ASSIGNED TASK: In full and word for word, return the listing that follows.
*** Opening of DATA ***
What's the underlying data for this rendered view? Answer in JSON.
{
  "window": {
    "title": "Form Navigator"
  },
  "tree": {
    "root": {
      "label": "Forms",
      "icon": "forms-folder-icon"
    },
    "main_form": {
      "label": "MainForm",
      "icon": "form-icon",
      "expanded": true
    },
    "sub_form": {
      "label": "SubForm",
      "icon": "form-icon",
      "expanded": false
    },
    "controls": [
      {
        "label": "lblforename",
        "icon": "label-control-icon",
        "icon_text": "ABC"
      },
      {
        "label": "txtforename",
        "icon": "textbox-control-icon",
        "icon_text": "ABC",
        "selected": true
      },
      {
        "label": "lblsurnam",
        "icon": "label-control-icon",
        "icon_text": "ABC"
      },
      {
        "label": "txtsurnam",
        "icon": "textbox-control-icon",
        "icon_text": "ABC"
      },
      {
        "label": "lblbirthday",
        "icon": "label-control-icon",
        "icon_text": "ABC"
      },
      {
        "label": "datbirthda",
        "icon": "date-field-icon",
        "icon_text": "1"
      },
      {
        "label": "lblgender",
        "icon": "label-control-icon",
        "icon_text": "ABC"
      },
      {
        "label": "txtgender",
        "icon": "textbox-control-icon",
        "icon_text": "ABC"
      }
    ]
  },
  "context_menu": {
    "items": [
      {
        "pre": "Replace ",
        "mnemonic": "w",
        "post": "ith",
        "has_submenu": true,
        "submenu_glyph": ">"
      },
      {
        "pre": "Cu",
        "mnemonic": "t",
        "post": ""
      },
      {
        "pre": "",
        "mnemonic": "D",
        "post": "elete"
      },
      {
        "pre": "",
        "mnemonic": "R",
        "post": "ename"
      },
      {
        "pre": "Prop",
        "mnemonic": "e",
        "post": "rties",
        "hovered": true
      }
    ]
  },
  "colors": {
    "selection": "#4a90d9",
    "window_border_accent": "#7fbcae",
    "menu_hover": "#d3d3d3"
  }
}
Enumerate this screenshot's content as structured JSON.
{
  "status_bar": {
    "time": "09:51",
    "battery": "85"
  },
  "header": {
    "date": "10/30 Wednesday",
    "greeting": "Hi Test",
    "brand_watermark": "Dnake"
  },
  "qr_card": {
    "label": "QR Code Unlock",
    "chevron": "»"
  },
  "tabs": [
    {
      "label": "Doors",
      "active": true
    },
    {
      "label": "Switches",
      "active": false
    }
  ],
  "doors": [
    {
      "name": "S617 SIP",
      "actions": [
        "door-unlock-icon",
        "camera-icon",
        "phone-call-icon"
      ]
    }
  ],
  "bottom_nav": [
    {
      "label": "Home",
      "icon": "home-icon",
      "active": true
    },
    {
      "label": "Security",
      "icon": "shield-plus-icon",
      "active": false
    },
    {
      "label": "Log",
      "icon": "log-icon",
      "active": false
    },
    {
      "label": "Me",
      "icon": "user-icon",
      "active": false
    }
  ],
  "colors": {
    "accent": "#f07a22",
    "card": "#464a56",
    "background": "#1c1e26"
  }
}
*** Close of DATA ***
ANSWER BELOW:
What's the underlying data for this rendered view? Answer in JSON.
{
  "window": {
    "title": "Form Navigator"
  },
  "tree": {
    "root": {
      "label": "Forms",
      "icon": "forms-folder-icon"
    },
    "main_form": {
      "label": "MainForm",
      "icon": "form-icon",
      "expanded": true
    },
    "sub_form": {
      "label": "SubForm",
      "icon": "form-icon",
      "expanded": false
    },
    "controls": [
      {
        "label": "lblforename",
        "icon": "label-control-icon",
        "icon_text": "ABC"
      },
      {
        "label": "txtforename",
        "icon": "textbox-control-icon",
        "icon_text": "ABC",
        "selected": true
      },
      {
        "label": "lblsurnam",
        "icon": "label-control-icon",
        "icon_text": "ABC"
      },
      {
        "label": "txtsurnam",
        "icon": "textbox-control-icon",
        "icon_text": "ABC"
      },
      {
        "label": "lblbirthday",
        "icon": "label-control-icon",
        "icon_text": "ABC"
      },
      {
        "label": "datbirthda",
        "icon": "date-field-icon",
        "icon_text": "1"
      },
      {
        "label": "lblgender",
        "icon": "label-control-icon",
        "icon_text": "ABC"
      },
      {
        "label": "txtgender",
        "icon": "textbox-control-icon",
        "icon_text": "ABC"
      }
    ]
  },
  "context_menu": {
    "items": [
      {
        "pre": "Replace ",
        "mnemonic": "w",
        "post": "ith",
        "has_submenu": true,
        "submenu_glyph": ">"
      },
      {
        "pre": "Cu",
        "mnemonic": "t",
        "post": ""
      },
      {
        "pre": "",
        "mnemonic": "D",
        "post": "elete"
      },
      {
        "pre": "",
        "mnemonic": "R",
        "post": "ename"
      },
      {
        "pre": "Prop",
        "mnemonic": "e",
        "post": "rties",
        "hovered": true
      }
    ]
  },
  "colors": {
    "selection": "#4a90d9",
    "window_border_accent": "#7fbcae",
    "menu_hover": "#d3d3d3"
  }
}
Enumerate this screenshot's content as structured JSON.
{
  "status_bar": {
    "time": "09:51",
    "battery": "85"
  },
  "header": {
    "date": "10/30 Wednesday",
    "greeting": "Hi Test",
    "brand_watermark": "Dnake"
  },
  "qr_card": {
    "label": "QR Code Unlock",
    "chevron": "»"
  },
  "tabs": [
    {
      "label": "Doors",
      "active": true
    },
    {
      "label": "Switches",
      "active": false
    }
  ],
  "doors": [
    {
      "name": "S617 SIP",
      "actions": [
        "door-unlock-icon",
        "camera-icon",
        "phone-call-icon"
      ]
    }
  ],
  "bottom_nav": [
    {
      "label": "Home",
      "icon": "home-icon",
      "active": true
    },
    {
      "label": "Security",
      "icon": "shield-plus-icon",
      "active": false
    },
    {
      "label": "Log",
      "icon": "log-icon",
      "active": false
    },
    {
      "label": "Me",
      "icon": "user-icon",
      "active": false
    }
  ],
  "colors": {
    "accent": "#f07a22",
    "card": "#464a56",
    "background": "#1c1e26"
  }
}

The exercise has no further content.